Turn the lights down low, get awfully close to your computer screen and double-click for the Junkmail Flashlight.

I hope you’ve enjoyed my spamming efforts.

-David

Durable Animated GIF.

For my “Durable Animated GIF” I first began to think about what it actually means to be “durable”.

I then began to create some rough storyboards on what the concept of my GIF would be to illustrate this adjective effectively.

I decided on myself to be the subject of “durable”. Humans seem pretty resilient & I happen to be one, so I guess I’m pretty durable. “Long-lasting” was a synonym that came up, so I wanted the animation to be a constant cycle in which the last frame transitions to the first frame well in a repetitive sequence.
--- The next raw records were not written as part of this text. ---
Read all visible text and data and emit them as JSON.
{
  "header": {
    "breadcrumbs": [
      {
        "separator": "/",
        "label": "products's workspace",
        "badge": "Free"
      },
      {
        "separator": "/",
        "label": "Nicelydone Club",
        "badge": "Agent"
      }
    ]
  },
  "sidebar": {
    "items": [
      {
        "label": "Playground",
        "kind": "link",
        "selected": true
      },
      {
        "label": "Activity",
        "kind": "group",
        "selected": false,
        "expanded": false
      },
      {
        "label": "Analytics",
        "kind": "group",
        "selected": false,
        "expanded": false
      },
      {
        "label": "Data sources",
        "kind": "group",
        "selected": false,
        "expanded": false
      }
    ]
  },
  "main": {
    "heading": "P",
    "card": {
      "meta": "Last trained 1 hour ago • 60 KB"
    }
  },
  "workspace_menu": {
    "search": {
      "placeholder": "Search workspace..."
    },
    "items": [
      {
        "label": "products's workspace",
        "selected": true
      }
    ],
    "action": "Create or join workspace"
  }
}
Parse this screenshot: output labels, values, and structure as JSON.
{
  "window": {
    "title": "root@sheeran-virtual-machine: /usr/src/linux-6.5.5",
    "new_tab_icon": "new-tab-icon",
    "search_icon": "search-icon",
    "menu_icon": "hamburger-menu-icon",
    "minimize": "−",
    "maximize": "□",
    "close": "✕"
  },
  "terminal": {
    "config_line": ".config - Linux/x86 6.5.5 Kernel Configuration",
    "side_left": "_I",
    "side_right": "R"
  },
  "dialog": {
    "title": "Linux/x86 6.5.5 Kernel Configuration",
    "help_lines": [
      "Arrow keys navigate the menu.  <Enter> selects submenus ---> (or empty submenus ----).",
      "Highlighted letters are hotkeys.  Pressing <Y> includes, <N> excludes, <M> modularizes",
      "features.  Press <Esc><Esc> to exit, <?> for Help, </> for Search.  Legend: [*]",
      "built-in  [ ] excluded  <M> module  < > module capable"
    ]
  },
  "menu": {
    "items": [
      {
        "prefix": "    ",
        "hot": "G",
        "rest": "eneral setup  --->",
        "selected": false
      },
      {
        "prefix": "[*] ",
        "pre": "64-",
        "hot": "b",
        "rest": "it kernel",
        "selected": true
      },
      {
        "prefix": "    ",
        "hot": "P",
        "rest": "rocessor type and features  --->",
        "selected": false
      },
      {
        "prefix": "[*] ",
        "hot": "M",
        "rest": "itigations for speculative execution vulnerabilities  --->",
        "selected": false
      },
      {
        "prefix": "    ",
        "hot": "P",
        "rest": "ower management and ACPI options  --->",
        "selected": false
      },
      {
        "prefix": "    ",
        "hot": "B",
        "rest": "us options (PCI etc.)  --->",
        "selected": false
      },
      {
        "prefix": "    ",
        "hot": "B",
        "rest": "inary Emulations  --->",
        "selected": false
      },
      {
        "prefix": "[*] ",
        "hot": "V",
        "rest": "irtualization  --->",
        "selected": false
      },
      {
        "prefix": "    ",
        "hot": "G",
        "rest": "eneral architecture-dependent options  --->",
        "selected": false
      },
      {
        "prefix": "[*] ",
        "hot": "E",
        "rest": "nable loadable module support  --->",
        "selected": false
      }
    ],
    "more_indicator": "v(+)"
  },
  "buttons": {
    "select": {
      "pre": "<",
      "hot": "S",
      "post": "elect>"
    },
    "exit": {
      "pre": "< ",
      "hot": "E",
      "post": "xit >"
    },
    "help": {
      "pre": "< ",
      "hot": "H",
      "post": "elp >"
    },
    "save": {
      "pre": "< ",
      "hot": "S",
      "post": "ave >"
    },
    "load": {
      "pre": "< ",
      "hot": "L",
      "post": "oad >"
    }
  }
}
People seem to enjoy watching other people getting punched or kicked over & over again as well (ie America’s Funniest Home Videos & the crazy guy below).

The source file of the GIF I created is copied to 3 of my personal computers, on 4 external drives (3 thumb drives & 1 external hard drive), uploaded to 2 cloud storage servers & attempting to upload it to Amazon Glacier (their super archival secure cloud storage service). The image below shows the final GIF playing in the VFL on the Panasonic Toughbook.

& here’s the final Durable Animated GIF.

Thanks to Richard for being gentle.

Damon

TURN OUT THE LIGHTS STARE REAL HARD DOUBLE CLICK JUNKMAIL FLASHLIGHT

TURN OUT THE LIGHTS!  STARE REAL HARD!  DOUBLE-CLICK!  JUNKMAIL FLASHLIGHT!

TURN OUT THE LIGHTS!  STARE REAL HARD!  DOUBLE-CLICK!  JUNKMAIL FLASHLIGHT!

TURN OUT THE LIGHTS!  STARE REAL HARD!  DOUBLE-CLICK!  JUNKMAIL FLASHLIGHT!

TURN OUT THE LIGHTS!  STARE REAL HARD!  DOUBLE-CLICK!  JUNKMAIL FLASHLIGHT!

(You could be a winner!)

TURN OUT THE LIGHTS!  STARE REAL HARD!  DOUBLE-CLICK!  JUNKMAIL FLASHLIGHT!

Upcycled Teapot

I had the pleasure of creating an upcycled teapot during this past week. This means that the teapot is to be created from other things. Early on I wanted to work with either metal or marble, and after showing up to school with an inch thick steel pipe I chose to downgrade the heaviness. Instead I wanted to create a teapot from only one other thing. My choice fell onto an aluminum coffee bean container. The former lid of the coffe packaging became the handle of my teapot, and instead the user can place his or her saucer as a lid. That means that you can heat the milk of your tea at the same time as you heating your water.

     

Magnetic Water Carrier

These rambunctious neighborhood kids during a heat wave on a summer day were the inspiration for the fire hydrant extension.  One of my favorite things about living in Brooklyn is the gathering around the fire hydrant to stay cool.

Supplies were investigated and gathered from hardware stores and summer clearance.

I decided to use a low-fi way of crafting to celebrate the ideas of play and fun this design embodies.

The extension has a magnetic attachment which holds to the cast iron of the fire hydrant.  Most fire hydrant water isn’t potable so the magnets have a dual purpose of filtering the water. One can easily fill up a bottle to stay hydrated on those hot summer days.

Play can be diverted to the side walk, helping children stay safe from traffic.

Different nozzles on the hoses create different jets and streams of water.

Everyone enjoys cooling off!

DIY Light-up Blow-out Party Favor

The project dictated that I make an electric party favor. I chose to make a tutorial video describing the process by which one can take ordinary inexpensive party favors and “light them up”.

Initially I was very ambitious, thinking of ways to make a breath-sensitive switch to activate the light, or how to make a strip of lights along the blowout, but in the end I chose to make something that could be more readily replicable at home. Also, it was very important to me that what I made, being electrical, be fully functioning and I was not confident in the feasibility of my earlier ideas.

The instructional video I made is lengthy but comprehensive, as if it were made for someone with no real experience with circuitry. I hope that it’s length and thoroughness isn’t too much of a deterrent for it to be useful.

Here is an establishing shot of the supplies and a picture of the circuit concealed under the face.